The PC contains the address of the instruction that follows the jump instruction. Recall that the machine cycle is "fetch - increment PC - execute" so the PC will have been incremented.
Most jumps and branches are to nearby addresses. The target of the jump instruction and the instruction following the jump instruction are likely to be close together in memory. The high-order four bits of their addresses will be identical. So the high-order four bits of the PC are the same as needed for the target address.
Of course, an assembly language programmer must be careful to make sure that this is so. When a compiler translates a source program into machine language it also must pay attention to addresses. For the tiny programs you will write for this course the high four bits of the PC will always be the high four bits of the jump address.
A jump instruction can't jump to any arbitrary location in the full 32-bit address space. It must jump to an address within the following range:
wxyz 0000 0000 0000 0000 0000 0000 0000 . . . wxyz 1111 1111 1111 1111 1111 1111 1100
Here, wxyz represents the high-order four bits of the PC. Almost always the jump instruction and the jump address are both within this range.
All these details may look terrible to you at this point. Don't worry: (1) its not as bad as it looks, and (2) usually the assembler does all the work. (But for now, you get to do the work).
Some 32-bit processors have instructions of several lengths. Such processors can include the full 32-bit address in a jump instruction. But MIPS instructions are always 32 bits. Some sort of trick must be used with its jump instruction.
Here is a great idea!
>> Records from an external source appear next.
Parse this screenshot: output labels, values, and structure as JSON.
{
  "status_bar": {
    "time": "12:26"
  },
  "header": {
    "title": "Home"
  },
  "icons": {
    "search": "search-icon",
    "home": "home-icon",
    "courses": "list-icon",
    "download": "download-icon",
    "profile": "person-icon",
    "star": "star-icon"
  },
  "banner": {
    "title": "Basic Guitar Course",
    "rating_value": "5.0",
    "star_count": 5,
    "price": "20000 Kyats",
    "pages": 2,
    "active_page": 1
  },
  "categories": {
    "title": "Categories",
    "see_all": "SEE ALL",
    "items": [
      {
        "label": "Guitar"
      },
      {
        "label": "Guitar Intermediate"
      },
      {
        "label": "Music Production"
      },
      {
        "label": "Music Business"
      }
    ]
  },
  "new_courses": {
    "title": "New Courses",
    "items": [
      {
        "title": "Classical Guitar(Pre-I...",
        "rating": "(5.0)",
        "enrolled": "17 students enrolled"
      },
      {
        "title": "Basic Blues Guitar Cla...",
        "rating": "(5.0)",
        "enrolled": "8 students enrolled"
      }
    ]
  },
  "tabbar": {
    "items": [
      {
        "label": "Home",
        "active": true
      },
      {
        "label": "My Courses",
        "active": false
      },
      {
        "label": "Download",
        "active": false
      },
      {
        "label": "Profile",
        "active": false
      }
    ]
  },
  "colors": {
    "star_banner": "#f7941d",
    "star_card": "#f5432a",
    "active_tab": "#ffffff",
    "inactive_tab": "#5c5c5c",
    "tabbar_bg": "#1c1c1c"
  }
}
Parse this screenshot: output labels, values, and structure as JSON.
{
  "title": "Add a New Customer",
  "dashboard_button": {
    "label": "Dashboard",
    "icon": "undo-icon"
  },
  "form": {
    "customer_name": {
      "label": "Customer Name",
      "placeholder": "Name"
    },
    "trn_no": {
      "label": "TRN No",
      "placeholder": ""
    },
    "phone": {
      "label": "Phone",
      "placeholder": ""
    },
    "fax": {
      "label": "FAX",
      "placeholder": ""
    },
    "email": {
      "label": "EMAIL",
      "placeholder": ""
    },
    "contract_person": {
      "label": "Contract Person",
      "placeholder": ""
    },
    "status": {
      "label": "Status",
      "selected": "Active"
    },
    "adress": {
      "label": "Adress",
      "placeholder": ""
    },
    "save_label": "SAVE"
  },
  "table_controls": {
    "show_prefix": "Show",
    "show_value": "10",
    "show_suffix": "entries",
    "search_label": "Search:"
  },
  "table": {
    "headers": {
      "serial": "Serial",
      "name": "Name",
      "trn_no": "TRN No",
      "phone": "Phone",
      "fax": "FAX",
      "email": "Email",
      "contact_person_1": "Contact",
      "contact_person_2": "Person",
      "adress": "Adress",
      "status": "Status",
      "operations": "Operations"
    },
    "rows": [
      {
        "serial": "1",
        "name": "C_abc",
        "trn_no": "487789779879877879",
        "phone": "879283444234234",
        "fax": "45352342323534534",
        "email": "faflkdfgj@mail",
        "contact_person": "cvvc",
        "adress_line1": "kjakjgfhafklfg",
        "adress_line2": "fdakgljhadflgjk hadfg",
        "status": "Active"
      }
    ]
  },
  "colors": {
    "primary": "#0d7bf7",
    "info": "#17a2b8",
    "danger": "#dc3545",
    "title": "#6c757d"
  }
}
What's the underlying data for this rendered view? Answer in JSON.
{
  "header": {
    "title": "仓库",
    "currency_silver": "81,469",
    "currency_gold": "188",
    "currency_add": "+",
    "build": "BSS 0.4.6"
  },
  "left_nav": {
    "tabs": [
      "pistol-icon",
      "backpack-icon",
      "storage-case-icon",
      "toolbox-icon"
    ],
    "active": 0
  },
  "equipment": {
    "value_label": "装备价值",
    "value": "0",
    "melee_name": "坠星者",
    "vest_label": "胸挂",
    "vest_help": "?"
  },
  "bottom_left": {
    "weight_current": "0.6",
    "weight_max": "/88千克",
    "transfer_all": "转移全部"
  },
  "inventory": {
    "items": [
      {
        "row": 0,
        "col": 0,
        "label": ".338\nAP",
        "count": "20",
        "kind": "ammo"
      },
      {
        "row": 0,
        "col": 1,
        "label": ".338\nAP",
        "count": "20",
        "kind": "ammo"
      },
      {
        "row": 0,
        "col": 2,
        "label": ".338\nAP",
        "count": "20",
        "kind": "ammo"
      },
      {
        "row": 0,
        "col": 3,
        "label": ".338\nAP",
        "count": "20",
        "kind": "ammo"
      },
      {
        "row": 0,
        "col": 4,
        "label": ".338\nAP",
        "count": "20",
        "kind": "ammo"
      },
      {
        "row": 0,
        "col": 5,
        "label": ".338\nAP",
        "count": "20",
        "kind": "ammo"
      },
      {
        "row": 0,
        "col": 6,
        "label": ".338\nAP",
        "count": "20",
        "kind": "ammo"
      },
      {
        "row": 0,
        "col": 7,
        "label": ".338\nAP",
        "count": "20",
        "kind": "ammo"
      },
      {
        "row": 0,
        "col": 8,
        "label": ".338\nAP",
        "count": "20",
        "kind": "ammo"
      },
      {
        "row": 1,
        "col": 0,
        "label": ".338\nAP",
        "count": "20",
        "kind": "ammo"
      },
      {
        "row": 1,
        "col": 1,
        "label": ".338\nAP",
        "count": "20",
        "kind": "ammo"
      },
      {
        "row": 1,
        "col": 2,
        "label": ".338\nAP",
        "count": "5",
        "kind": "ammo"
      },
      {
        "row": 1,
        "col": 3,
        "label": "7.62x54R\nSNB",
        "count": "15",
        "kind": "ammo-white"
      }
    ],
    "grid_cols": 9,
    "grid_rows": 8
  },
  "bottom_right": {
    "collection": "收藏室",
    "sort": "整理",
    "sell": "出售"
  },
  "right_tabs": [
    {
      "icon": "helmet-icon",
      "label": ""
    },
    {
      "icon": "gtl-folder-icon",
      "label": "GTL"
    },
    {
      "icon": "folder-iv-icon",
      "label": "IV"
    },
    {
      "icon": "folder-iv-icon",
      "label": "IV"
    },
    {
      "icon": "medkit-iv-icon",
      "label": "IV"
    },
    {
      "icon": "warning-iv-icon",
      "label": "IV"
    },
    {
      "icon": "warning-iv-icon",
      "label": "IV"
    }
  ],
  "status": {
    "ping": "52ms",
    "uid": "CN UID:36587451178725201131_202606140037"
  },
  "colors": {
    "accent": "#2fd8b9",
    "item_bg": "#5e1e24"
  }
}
Why not implement the jump instruction without using an explicit op-code? Build the processor so that when execution encounters a 32-bit address it automatically jumps to that address.
Will this scheme work?